The book is divided into two sections. Part I: The Secret Inner Experiences of Dogs covers such topics as affection and how dogs learn. She adds a bit of sciency stuff such as the effect of oxytocin on dogs’ brains, but not enough to turn off casual readers. Although this isn’t a training manual, Stilwell also includes brief Top Tips and Training Tips which are more like games you can play with your dog to promote bonding and good behavior. None of them are complicated. All require more patience than anything and would be good activities to help a child learn responsibility for a new pet.
Part II: The Secret Meanings of Body and Vocal Language has topics such as paw preference. (Yes, there are right- and left-pawed dogs.) It also clarifies the meaning between a dog’s different physical movements such as tail wagging and head tilting.
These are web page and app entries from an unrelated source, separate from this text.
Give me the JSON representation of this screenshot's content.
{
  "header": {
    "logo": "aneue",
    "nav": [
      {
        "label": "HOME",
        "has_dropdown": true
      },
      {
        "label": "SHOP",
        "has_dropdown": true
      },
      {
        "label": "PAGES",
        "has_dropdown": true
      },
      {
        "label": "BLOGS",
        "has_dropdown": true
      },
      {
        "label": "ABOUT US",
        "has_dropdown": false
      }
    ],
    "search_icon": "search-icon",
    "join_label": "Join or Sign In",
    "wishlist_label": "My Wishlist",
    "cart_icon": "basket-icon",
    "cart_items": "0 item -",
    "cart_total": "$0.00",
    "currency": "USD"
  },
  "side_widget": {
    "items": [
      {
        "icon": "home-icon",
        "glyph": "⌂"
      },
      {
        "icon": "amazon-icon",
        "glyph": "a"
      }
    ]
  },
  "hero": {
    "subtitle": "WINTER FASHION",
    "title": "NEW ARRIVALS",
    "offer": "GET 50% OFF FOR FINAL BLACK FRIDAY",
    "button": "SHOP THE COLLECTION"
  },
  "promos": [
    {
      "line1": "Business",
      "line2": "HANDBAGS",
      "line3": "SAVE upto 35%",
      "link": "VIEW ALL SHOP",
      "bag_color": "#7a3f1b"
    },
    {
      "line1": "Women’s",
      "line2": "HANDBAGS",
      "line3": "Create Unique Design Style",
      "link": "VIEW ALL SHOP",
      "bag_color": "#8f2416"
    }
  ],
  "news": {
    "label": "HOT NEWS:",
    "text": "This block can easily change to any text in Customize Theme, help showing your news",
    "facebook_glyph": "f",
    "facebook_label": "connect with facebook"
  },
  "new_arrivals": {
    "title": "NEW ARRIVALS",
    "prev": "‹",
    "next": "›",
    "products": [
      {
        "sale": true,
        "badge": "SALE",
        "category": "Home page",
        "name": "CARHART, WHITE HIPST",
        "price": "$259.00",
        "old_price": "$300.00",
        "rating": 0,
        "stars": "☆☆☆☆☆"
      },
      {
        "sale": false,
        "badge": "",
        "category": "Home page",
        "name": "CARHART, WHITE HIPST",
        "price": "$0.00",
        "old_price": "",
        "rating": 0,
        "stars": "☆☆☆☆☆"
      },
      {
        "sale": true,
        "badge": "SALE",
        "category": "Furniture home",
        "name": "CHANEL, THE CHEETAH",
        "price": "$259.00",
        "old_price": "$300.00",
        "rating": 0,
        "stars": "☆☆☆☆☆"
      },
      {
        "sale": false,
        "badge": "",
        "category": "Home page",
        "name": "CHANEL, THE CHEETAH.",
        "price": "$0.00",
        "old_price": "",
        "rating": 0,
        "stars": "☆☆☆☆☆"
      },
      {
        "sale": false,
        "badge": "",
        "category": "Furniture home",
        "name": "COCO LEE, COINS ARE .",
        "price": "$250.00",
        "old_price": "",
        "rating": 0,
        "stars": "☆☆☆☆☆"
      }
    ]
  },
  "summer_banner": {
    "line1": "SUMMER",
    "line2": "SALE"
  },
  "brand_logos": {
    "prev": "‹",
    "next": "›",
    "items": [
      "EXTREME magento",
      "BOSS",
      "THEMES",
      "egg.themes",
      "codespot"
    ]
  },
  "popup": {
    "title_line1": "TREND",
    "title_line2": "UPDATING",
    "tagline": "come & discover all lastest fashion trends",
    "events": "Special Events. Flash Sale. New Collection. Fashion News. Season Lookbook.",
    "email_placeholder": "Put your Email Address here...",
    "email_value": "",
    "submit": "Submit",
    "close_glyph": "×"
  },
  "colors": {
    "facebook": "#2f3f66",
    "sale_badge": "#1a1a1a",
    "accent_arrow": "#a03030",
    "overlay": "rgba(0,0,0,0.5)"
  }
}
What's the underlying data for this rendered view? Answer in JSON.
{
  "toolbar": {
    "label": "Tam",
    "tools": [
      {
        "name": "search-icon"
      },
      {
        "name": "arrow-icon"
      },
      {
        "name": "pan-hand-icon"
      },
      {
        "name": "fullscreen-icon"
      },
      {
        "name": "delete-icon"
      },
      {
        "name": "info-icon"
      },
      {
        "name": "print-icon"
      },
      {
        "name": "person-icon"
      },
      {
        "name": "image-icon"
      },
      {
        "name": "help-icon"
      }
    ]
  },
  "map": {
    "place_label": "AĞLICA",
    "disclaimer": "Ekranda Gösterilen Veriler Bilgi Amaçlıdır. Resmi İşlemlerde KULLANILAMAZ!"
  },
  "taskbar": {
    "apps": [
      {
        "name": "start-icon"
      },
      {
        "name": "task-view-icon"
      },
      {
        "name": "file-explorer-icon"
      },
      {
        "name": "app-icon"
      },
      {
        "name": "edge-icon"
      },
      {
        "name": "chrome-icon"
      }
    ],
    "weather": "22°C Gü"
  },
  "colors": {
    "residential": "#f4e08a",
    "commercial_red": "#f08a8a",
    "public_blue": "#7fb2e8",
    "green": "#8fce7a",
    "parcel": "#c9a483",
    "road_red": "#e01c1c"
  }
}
I found the section on aging particularly interesting as Stilwell details the physical and mental decline common in older dogs, and how an owner can help boost cognitive health.
The book is light in the section on aggressive dogs. There is no discussion, pro or con, on the use of muzzles or different types of leashes. As I noted, this isn’t a training manual and the sense from the author is that if a dog shows signs of aggression, the owner needs to call a trainer immediately.
The Secret Language of Dogs is fun and uncomplicated with lots of cute pictures that will appeal to both older children and adults. By the end, the reader learns that dogs' thoughts are actually more complicated than Eat now?, Walk now?, and I see a squirrel!
I received this book from Blogging for Books in exchange for a review.
Thursday, October 27, 2016
Thursday, October 13, 2016
It’s a pleasant surprise to find a book that’s not only lovely to look at, but can teach you a little something, too. Art Wolfe is a master photographer. Trained as an artist, but with a passion for the camera, he’s been clicking away for over thirty years. Photography from the Edge is a collection of his favorite photographs covering the past three decades. An interesting aspect of Wolfe’s creative process is his breadth of subject matter. His preferences can best be described as in the raw. He’s an outdoor photographer who likes animals in their natural element and cultures without all the trappings of modern western society.
The pictures, whether of nature or humans, are all vibrant and capture light and shadow in different ways. Wolfe has a particular interest in light and isn’t a slave to normal photographic standards that say the most interesting images come from either early morning or late afternoon sun. For Wolfe, all type of light can be used to produce compelling photographic studies.
Along with the visual aspect, Photographs from the Edge is also an enjoyable read for both amateur photographer and those of us who simply like looking at pretty pictures. The book is divided into decades. Paired with each image is a short essay by Wolfe describing the circumstances surrounding the day the image was taken. I particularly liked two short sections at the bottom of each photo; Nature of the Photo and Photo Tip. The former gives a little background on the subject matter while the latter give a quick explanation on how to duplicate the photo’s creative aspect. It’s an artistic explanation, rather than technical, but Wolfe also include details before each essay on film, camera, lens, and shutter speed. Non-photographers can easily gloss over them.
Because of the well-written explanations and the compelling beauty of the photographs, this book would be a good addition to the library of either an artist, amateur photographer, or any person who can appreciate the skill required to turn a snapshot into a work of art.
I received this book from Blogging for Books in exchange for a review.